== AIM OF THE EXERCISE ==
In the data below, locate each line with the word "image" and list it.

== TASK INPUT ==
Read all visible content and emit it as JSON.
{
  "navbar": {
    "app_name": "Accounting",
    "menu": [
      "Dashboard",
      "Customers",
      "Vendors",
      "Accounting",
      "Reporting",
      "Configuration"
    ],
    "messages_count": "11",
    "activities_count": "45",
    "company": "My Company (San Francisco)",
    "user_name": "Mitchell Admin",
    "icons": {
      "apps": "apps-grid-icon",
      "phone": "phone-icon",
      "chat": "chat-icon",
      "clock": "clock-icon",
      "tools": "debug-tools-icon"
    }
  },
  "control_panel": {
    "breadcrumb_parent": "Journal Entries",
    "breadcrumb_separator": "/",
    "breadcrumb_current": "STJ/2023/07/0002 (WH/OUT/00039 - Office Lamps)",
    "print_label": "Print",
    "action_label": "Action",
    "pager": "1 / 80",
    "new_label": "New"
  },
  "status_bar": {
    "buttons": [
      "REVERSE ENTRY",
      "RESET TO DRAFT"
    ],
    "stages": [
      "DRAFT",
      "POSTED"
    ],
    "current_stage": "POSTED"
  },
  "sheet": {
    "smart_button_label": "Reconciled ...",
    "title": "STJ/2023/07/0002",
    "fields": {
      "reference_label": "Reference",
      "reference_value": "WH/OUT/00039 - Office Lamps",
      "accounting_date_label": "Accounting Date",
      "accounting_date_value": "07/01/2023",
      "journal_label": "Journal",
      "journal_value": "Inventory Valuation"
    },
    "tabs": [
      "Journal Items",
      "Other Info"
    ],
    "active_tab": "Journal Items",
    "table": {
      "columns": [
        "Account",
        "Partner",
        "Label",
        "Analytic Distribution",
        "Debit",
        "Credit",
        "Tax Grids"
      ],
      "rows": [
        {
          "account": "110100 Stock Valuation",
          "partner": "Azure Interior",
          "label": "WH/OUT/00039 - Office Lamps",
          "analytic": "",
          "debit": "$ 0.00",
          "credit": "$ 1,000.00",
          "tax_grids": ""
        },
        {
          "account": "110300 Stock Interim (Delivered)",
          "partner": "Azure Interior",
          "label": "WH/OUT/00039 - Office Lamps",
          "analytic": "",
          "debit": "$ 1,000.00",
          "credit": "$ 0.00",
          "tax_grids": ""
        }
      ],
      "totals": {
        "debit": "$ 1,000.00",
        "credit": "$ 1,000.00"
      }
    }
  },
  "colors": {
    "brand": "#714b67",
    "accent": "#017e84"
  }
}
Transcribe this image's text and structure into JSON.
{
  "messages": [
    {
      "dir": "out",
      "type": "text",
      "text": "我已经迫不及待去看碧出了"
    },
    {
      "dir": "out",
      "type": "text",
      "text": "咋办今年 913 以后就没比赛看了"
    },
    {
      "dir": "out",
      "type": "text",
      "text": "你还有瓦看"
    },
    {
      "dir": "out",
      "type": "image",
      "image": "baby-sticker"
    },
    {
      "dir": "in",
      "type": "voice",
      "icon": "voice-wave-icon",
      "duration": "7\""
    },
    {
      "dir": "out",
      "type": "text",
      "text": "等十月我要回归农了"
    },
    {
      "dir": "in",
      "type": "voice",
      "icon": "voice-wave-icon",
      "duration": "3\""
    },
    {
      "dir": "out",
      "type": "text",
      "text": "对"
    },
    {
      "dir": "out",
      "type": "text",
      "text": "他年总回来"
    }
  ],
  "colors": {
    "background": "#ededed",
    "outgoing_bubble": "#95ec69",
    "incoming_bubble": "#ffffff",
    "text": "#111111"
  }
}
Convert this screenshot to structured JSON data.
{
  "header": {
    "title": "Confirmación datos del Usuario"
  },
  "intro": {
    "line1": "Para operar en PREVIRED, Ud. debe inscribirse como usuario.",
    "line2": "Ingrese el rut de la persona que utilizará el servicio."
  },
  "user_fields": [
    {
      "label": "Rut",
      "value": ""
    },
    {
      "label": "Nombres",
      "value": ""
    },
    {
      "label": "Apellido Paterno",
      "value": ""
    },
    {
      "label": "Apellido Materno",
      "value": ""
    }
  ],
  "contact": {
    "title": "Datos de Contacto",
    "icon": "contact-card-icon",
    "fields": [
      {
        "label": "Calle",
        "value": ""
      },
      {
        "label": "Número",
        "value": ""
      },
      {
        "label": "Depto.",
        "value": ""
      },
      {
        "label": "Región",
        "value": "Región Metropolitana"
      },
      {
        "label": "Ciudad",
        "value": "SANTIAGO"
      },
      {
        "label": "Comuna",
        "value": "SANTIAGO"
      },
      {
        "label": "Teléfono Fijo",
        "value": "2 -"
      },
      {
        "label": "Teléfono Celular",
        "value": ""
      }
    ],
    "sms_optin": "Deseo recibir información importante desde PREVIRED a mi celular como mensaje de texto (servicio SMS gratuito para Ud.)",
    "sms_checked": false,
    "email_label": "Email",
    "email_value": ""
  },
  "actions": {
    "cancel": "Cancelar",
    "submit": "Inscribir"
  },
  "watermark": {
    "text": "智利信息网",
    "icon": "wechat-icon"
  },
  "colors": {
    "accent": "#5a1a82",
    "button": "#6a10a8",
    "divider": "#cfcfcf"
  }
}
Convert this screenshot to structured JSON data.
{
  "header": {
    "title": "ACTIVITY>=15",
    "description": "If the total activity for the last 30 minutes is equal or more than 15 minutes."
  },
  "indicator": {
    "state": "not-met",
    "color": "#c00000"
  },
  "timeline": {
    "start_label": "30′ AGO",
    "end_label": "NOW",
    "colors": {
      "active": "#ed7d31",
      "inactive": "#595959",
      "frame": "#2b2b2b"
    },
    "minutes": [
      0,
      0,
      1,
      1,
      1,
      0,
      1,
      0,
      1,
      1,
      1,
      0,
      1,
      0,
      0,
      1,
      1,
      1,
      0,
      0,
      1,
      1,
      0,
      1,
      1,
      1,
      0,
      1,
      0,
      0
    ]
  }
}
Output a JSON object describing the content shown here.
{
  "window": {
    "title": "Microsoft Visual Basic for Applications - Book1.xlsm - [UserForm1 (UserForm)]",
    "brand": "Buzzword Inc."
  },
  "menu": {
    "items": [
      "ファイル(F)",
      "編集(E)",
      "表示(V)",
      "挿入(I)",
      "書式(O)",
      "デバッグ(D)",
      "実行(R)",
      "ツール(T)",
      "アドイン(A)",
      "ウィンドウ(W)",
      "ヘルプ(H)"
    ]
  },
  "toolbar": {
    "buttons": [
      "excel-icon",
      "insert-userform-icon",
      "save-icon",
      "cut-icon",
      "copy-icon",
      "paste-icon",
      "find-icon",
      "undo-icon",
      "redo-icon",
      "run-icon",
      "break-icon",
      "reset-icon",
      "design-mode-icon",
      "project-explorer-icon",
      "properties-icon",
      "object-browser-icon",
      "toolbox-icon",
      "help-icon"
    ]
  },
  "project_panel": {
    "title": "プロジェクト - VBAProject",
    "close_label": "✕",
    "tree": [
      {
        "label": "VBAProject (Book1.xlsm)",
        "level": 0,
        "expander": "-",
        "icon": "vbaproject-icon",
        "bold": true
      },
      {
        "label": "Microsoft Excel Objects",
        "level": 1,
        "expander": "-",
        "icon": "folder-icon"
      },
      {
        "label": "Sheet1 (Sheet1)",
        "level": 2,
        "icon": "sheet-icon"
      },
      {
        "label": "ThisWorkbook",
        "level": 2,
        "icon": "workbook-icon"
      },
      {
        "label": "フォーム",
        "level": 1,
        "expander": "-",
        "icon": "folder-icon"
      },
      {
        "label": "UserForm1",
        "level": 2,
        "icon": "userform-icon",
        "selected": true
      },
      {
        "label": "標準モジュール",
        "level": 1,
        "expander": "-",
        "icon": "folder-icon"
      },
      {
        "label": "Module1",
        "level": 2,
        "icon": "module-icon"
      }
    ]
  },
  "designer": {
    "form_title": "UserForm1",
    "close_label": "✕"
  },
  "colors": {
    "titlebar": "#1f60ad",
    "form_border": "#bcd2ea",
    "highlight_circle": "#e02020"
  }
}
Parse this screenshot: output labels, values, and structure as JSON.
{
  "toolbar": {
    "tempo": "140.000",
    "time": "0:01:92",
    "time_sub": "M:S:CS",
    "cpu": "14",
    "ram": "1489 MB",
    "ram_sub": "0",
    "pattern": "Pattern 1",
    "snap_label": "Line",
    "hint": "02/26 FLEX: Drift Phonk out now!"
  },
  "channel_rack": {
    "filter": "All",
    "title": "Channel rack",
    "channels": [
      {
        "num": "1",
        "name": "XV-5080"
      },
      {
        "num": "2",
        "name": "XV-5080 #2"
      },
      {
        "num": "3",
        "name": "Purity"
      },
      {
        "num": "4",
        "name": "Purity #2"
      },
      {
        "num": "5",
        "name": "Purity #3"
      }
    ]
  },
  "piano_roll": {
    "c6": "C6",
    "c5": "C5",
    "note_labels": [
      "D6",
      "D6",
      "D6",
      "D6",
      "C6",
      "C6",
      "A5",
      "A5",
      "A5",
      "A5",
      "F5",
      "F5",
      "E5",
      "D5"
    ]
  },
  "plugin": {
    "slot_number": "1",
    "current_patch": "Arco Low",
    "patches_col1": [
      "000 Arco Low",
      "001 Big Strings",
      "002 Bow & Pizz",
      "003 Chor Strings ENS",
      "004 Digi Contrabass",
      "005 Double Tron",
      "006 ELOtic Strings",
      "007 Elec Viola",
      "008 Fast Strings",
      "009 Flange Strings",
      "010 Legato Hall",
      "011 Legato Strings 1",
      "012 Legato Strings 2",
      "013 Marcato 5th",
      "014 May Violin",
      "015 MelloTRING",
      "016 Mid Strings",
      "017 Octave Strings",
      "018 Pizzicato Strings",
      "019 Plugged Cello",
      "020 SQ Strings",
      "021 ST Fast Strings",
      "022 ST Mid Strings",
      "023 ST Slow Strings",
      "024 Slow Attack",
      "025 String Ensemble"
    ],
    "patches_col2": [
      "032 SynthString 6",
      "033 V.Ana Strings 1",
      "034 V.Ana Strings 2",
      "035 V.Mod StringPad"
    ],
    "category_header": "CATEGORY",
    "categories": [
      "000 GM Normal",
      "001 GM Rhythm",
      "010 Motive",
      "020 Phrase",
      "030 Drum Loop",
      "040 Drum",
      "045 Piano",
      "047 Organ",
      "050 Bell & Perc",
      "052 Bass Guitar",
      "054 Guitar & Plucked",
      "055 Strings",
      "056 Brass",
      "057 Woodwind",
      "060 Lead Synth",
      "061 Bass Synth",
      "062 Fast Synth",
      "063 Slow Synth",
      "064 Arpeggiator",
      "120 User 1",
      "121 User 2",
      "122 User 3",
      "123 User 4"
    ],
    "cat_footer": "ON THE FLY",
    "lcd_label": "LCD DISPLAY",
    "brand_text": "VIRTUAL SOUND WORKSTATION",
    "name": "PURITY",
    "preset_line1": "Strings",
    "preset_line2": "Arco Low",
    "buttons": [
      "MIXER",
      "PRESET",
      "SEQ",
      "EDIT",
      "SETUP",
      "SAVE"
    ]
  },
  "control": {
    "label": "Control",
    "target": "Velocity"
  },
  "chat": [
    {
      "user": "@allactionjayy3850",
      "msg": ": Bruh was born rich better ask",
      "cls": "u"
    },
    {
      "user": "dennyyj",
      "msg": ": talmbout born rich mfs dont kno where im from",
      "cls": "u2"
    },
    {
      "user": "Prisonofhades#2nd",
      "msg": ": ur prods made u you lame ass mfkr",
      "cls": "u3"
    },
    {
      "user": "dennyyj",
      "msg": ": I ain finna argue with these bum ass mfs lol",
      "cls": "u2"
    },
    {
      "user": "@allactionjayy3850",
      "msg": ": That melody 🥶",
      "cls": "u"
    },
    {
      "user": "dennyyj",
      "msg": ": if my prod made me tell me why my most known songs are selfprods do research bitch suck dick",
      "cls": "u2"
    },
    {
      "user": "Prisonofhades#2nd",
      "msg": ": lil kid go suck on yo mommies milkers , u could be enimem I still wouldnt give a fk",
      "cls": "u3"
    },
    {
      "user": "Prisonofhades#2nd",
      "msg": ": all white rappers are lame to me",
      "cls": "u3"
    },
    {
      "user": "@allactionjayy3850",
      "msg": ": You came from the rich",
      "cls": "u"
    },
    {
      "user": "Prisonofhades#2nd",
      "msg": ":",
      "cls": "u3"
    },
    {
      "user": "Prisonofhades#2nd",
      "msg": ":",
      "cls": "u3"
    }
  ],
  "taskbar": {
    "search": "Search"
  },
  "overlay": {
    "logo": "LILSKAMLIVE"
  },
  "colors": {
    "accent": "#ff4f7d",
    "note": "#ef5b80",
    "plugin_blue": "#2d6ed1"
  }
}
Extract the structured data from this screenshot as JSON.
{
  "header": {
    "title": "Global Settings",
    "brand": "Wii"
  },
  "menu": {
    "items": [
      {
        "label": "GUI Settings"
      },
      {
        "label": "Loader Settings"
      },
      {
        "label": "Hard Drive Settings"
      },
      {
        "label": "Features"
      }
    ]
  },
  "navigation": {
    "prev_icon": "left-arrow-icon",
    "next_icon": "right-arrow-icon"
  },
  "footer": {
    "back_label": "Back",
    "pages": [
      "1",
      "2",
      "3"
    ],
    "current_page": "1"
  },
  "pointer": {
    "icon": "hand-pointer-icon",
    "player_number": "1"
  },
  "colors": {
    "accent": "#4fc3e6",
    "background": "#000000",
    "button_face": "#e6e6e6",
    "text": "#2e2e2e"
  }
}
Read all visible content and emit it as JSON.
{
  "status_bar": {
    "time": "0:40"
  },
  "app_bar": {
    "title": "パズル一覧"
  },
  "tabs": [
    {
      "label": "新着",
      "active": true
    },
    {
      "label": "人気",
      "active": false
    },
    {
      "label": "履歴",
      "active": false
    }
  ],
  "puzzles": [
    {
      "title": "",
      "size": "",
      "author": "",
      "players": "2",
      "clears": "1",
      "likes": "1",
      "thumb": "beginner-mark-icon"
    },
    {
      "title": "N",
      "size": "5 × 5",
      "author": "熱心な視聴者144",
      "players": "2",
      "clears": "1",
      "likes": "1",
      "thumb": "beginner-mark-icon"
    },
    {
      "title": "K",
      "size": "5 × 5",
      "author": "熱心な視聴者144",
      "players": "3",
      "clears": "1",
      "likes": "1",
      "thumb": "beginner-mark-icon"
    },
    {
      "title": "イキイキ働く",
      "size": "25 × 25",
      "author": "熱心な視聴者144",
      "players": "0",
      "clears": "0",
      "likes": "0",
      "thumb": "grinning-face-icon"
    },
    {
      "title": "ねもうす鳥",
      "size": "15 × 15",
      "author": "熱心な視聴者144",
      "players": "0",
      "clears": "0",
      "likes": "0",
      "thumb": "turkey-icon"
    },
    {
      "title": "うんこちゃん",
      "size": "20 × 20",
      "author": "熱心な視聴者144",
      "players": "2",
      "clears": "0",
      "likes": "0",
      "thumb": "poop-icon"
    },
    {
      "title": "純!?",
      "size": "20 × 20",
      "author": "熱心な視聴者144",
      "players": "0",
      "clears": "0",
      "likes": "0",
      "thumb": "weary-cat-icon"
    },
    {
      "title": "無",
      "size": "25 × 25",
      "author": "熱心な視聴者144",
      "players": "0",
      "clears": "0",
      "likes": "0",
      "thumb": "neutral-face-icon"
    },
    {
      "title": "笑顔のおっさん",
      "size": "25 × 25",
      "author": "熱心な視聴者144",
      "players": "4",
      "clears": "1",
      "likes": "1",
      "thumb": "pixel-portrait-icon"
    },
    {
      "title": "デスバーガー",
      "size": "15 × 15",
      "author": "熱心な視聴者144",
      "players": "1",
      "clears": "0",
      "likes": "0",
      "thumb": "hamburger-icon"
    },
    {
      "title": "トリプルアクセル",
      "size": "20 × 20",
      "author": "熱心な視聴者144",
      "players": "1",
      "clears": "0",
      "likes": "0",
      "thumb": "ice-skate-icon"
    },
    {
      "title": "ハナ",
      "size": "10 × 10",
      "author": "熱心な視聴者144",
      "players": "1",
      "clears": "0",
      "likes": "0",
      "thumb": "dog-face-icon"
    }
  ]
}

== SOLUTION TO THIS TASK ==
Transcribe this image's text and structure into JSON.
      "type": "image",
      "image": "baby-sticker"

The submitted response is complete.